Waterloo – Proponents of climate change tend to use more conservative, tentative language to report on the science behind it, while skeptics use more emotional and assertive language when reinterpreting scientific studies, says research from the University of Waterloo.
Tentative language would include words such as “possible,” “probable” or “might.” The terms “alarmist” and “wrong” are examples of emotional language.
Using a series of computational text analysis tools to measure the use of hedging or emotional words, Srdan Medimorec and Gordon Pennycook, both PhD candidates in the Department of Psychology at Waterloo, examined two recent reports of opposing groups. The Intergovernmental Panel on Climate Change (IPCC) holds that climate change is unequivocal and that humans influence climate, while the Nongovernmental International Panel on Climate Change (NIPCC) is skeptical of the human impact on climate change.
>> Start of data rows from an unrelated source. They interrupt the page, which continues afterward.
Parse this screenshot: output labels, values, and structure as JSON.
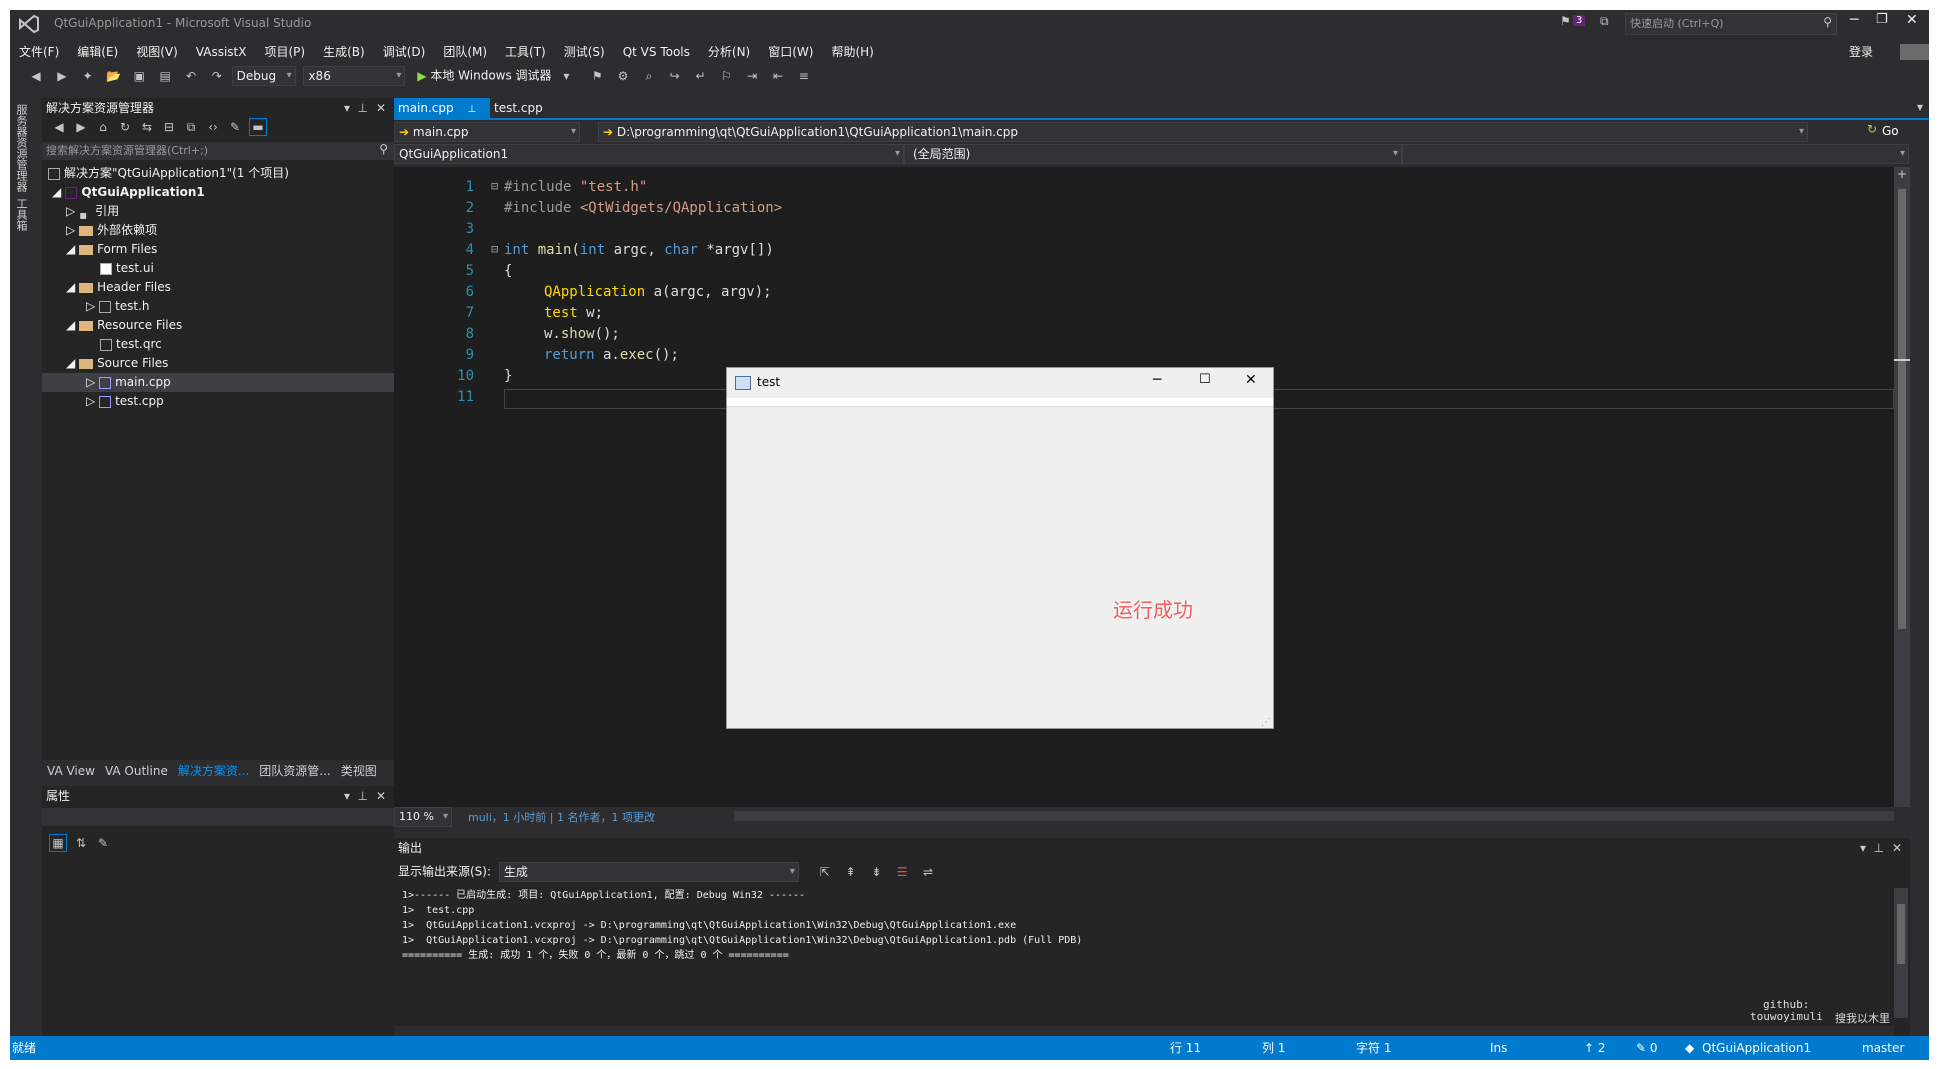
{
  "window": {
    "title": "QtGuiApplication1 - Microsoft Visual Studio",
    "filter_count": "3",
    "quick_launch_placeholder": "快速启动 (Ctrl+Q)",
    "login": "登录"
  },
  "menu": [
    "文件(F)",
    "编辑(E)",
    "视图(V)",
    "VAssistX",
    "项目(P)",
    "生成(B)",
    "调试(D)",
    "团队(M)",
    "工具(T)",
    "测试(S)",
    "Qt VS Tools",
    "分析(N)",
    "窗口(W)",
    "帮助(H)"
  ],
  "toolbar": {
    "config": "Debug",
    "platform": "x86",
    "run_label": "本地 Windows 调试器"
  },
  "left_tabs": [
    "服务器资源管理器",
    "工具箱"
  ],
  "solution_explorer": {
    "title": "解决方案资源管理器",
    "search_placeholder": "搜索解决方案资源管理器(Ctrl+;)",
    "items": [
      {
        "label": "解决方案\"QtGuiApplication1\"(1 个项目)",
        "level": 0,
        "kind": "solution"
      },
      {
        "label": "QtGuiApplication1",
        "level": 1,
        "kind": "project",
        "expander": "◢"
      },
      {
        "label": "引用",
        "level": 2,
        "kind": "ref",
        "expander": "▷"
      },
      {
        "label": "外部依赖项",
        "level": 2,
        "kind": "folder",
        "expander": "▷"
      },
      {
        "label": "Form Files",
        "level": 2,
        "kind": "folder",
        "expander": "◢"
      },
      {
        "label": "test.ui",
        "level": 3,
        "kind": "file"
      },
      {
        "label": "Header Files",
        "level": 2,
        "kind": "folder",
        "expander": "◢"
      },
      {
        "label": "test.h",
        "level": 3,
        "kind": "file",
        "expander": "▷"
      },
      {
        "label": "Resource Files",
        "level": 2,
        "kind": "folder",
        "expander": "◢"
      },
      {
        "label": "test.qrc",
        "level": 3,
        "kind": "file"
      },
      {
        "label": "Source Files",
        "level": 2,
        "kind": "folder",
        "expander": "◢"
      },
      {
        "label": "main.cpp",
        "level": 3,
        "kind": "cpp",
        "expander": "▷",
        "selected": true
      },
      {
        "label": "test.cpp",
        "level": 3,
        "kind": "cpp",
        "expander": "▷"
      }
    ]
  },
  "bottom_tabs": [
    "VA View",
    "VA Outline",
    "解决方案资...",
    "团队资源管...",
    "类视图"
  ],
  "properties": {
    "title": "属性"
  },
  "editor": {
    "tabs": [
      "main.cpp",
      "test.cpp"
    ],
    "nav_file": "main.cpp",
    "nav_path": "D:\\programming\\qt\\QtGuiApplication1\\QtGuiApplication1\\main.cpp",
    "go": "Go",
    "scope_project": "QtGuiApplication1",
    "scope": "(全局范围)",
    "line_numbers": [
      "1",
      "2",
      "3",
      "4",
      "5",
      "6",
      "7",
      "8",
      "9",
      "10",
      "11"
    ],
    "zoom": "110 %",
    "codelens": "muli，1 小时前 | 1 名作者，1 项更改"
  },
  "code": {
    "l1a": "#include ",
    "l1b": "\"test.h\"",
    "l2a": "#include ",
    "l2b": "<QtWidgets/QApplication>",
    "l4a": "int ",
    "l4b": "main",
    "l4c": "(",
    "l4d": "int",
    "l4e": " argc, ",
    "l4f": "char",
    "l4g": " *argv[])",
    "l5": "{",
    "l6a": "QApplication",
    "l6b": " a(argc, argv);",
    "l7a": "test",
    "l7b": " w;",
    "l8a": "w.",
    "l8b": "show",
    "l8c": "();",
    "l9a": "return",
    "l9b": " a.",
    "l9c": "exec",
    "l9d": "();",
    "l10": "}"
  },
  "qt_window": {
    "title": "test",
    "annotation": "运行成功"
  },
  "output": {
    "title": "输出",
    "source_label": "显示输出来源(S):",
    "source_value": "生成",
    "lines": [
      "1>------ 已启动生成: 项目: QtGuiApplication1, 配置: Debug Win32 ------",
      "1>  test.cpp",
      "1>  QtGuiApplication1.vcxproj -> D:\\programming\\qt\\QtGuiApplication1\\Win32\\Debug\\QtGuiApplication1.exe",
      "1>  QtGuiApplication1.vcxproj -> D:\\programming\\qt\\QtGuiApplication1\\Win32\\Debug\\QtGuiApplication1.pdb (Full PDB)",
      "========== 生成: 成功 1 个，失败 0 个，最新 0 个，跳过 0 个 =========="
    ]
  },
  "status": {
    "ready": "就绪",
    "line": "行 11",
    "col": "列 1",
    "char": "字符 1",
    "ins": "Ins",
    "up": "↑ 2",
    "edits": "✎ 0",
    "repo": "QtGuiApplication1",
    "branch": "master"
  },
  "watermark": {
    "line1": "github:",
    "line2": "touwoyimuli",
    "line3": "搜我以木里"
  },
  "colors": {
    "accent": "#007acc",
    "background": "#2d2d30",
    "editor": "#1e1e1e"
  }
}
Although the IPCC clearly warns of the threat of climate change, the text analysis showed that their report used more cautious, less explicit language to present their claims. This finding coincides with work indicating that the IPCC has tended to provide overly conservative estimates of the impact of climate change in previous publications. By contrast, the NIPCC report reinterprets the scientific findings with more certain, aggressive language to advance the case that human-made climate change is a myth.
“Given the scientific consensus that climate change represents a real threat, we might expect the IPCC report to exhibit a more assertive style, yet they don’t,” said Medimorec. “This may be because the charged political atmosphere has made climate scientists cautious in their choice of words.”
The study found substantial differences between the IPCC and NIPCC reports despite the fact that they were both intended to be comprehensive assessments of climate science research and each have many authors.
“The language style used by climate change skeptics suggests that the arguments put forth by these groups may be less credible in that they are relatively less focused upon the propagation of evidence and more intent on refuting the opposing perspective,” said Pennycook. “Although there are many factors that determine which words scientists decide to use, the results of our study are consistent with the idea that political context is an important factor for science communication.”
Those who study science communication agree that the nuances in the language may reflect a difference in the function of the two groups.
“When people communicate as advocates, they tend to use more certainty in their language than may be warranted,” said Vanessa Schweizer, a professor with the Department of Knowledge Integration in the Faculty of Environment at Waterloo, and who is also affiliated with its Interdisciplinary Centre on Climate Change. “In contrast, scientists are more tentative when presenting their findings because they don’t want to oversell what can be concluded from the science.”
The two reports the researchers analyzed are “Working Group 1: The Physical Science Basis” by the IPCC and “Climate Change Reconsidered II: Physical Science” by the NIPCC. The Waterloo researchers did not evaluate the accuracy of the reports, which are both available online. The study appears in the peer-reviewed journal Climatic Change.